I don't know about all of you but I was a bit lazy this winter. The amount of snow we got was so depressing. I didn't work out nearly like I should have with the exception of shoveling snow.
So, my motto this spring is, "a project a day keeps the weight gain away". No, I don't mean painting a sign....I am talking intensive yard work. I began about a month ago with all of the leaf blowing. There is still so much to do because the wind and rain have kept this project slow moving. The other day I finally started to tackle my perennial gardens. I showed the messy before photos HERE.
I have to say I love to do yard work. The final results always make me so happy, and like I said, I look at it as a work out. Living in the middle of the woods, yard work is intense. Pulling weeds (some tree weeds take your entire body to pull them out), moving rocks, wheeling wheelbarrows full of "Crap" to the cliff in the back of the yard, leaf blowing, planting, transplanting, mulching, etc.
Today I am going to share with you how I made my man made pond. It's a few days of work but relatively inexpensive.
I can't show you what I did from the very beginning because I put this in ten years ago. But, I'll do my best to explain. I was lucky because I was given a black pond tub. These can be purchased at Home Depot or a garden store. Next, I dug out all of the grass where I wanted it to go plus a surrounding area to plant flowers. Then I dug a huge hole. This was the hardest part. I had to keep putting the tub in and taking it out to see where and how much more I had to dig. Once this was done, I put sand on the bottom of the ground and leveled it out so the pond tub would be level.

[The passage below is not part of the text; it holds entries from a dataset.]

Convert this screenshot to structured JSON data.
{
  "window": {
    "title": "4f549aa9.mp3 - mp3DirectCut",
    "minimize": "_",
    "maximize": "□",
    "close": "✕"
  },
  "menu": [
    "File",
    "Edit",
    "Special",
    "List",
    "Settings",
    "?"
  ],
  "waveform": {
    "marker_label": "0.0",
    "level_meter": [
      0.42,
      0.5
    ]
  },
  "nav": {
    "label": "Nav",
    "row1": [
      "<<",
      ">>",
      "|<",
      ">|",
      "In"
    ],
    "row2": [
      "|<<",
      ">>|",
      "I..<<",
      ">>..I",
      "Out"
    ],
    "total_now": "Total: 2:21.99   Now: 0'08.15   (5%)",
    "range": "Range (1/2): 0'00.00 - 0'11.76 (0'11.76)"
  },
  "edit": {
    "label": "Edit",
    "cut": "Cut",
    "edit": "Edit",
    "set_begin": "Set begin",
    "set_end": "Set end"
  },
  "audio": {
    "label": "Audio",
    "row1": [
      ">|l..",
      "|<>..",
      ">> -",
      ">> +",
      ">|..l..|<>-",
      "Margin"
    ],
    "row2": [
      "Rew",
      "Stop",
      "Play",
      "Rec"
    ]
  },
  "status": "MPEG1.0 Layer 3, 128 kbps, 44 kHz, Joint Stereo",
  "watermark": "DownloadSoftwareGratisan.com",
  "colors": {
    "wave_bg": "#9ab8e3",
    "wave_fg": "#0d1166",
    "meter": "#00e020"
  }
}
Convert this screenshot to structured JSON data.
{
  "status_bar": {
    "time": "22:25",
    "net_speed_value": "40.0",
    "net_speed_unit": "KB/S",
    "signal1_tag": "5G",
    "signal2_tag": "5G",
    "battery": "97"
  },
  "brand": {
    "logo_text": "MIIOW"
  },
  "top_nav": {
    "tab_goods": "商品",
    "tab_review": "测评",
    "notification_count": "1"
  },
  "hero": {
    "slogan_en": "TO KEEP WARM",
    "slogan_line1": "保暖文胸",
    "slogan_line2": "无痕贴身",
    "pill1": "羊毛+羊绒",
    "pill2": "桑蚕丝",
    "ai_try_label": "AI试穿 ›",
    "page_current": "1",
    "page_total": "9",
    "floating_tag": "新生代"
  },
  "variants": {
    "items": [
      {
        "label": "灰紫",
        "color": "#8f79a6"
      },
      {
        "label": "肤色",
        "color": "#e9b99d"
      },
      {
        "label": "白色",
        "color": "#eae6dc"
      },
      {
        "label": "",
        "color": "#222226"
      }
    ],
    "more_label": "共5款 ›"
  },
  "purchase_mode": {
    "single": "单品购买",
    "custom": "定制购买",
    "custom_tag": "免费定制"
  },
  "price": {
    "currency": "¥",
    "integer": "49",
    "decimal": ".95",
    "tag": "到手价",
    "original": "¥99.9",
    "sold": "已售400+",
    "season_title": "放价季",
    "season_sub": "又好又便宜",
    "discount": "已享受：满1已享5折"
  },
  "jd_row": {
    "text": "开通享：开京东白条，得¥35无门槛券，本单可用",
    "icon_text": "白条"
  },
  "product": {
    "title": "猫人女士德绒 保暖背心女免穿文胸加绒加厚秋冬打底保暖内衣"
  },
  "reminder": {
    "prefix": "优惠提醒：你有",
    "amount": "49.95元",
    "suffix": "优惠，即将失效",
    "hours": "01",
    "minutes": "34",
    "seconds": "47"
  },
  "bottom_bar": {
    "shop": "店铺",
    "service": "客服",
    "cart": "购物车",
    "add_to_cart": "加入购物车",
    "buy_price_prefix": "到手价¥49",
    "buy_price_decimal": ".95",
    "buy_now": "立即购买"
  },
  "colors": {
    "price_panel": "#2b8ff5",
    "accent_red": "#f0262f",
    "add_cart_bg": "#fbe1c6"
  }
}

Once this was done I gathered flat rocks to place around the edge to build a mini wall around it. Other rocks were put in the tub to cover the black.
Now I can share photos of the process I go through each year to clean it. You saw the photo above. The water is filthy and filled with leaves. The surrounding garden is covered in weeds and very unmanicured. I start by taking a bucket and bailing the dirty water out. (sorry about my shadow)
All of the rocks are taken out and thrown to the side.
Once the majority of the water is out, I spray clean water around to get the rest of the dirt and dirty water down at the bottom. I bail out as much as I can and use a shovel to get any remaining dirt out. I used to clean it out perfectly, but over the years have learned that dirt gets in there anyway, so don't go crazy.
Then I hose all of the rocks off and put them back in. I fix the rocks around the pond that have fallen through the winter season. I just stack them in a shabby form around the edge. Next I fill the pond back up. My hose was about a foot to short to reach the pond, so I had to conjure up a contraption for the water to reach.
Once it is filled, I tackle the dreaded surround.
My perennials in this area have become so overgrown that I decide to yank a ton out. I wanted to start the year out with a fresh look. I added a bird bath the was my grandmother's, a bench that I took from another part of my yard, and a headboard and foot board from a vintage crib. They look kind of out of place now, but I plan on growing morning glories up them. Many of you have seen the side rail to this crib that I turned into a magazine rack.
Here is a photo of it done before I put the mulch down.
Today I got around to laying the mulch.
I'll be sure to share a photo in a month once everything starts to fill in. If you decide to build a pond and have any questions, be sure to let me know. I'm sure I left something out.
If you get the chance, be sure to join me in my quest to get back in shape working out in the yard. The past two days I put in about 7 hours each day which is obviously unrealistic on a day to day basis, but I do plan on spending a minimum of an hour a day doing yard work.
Linking to THESE parties.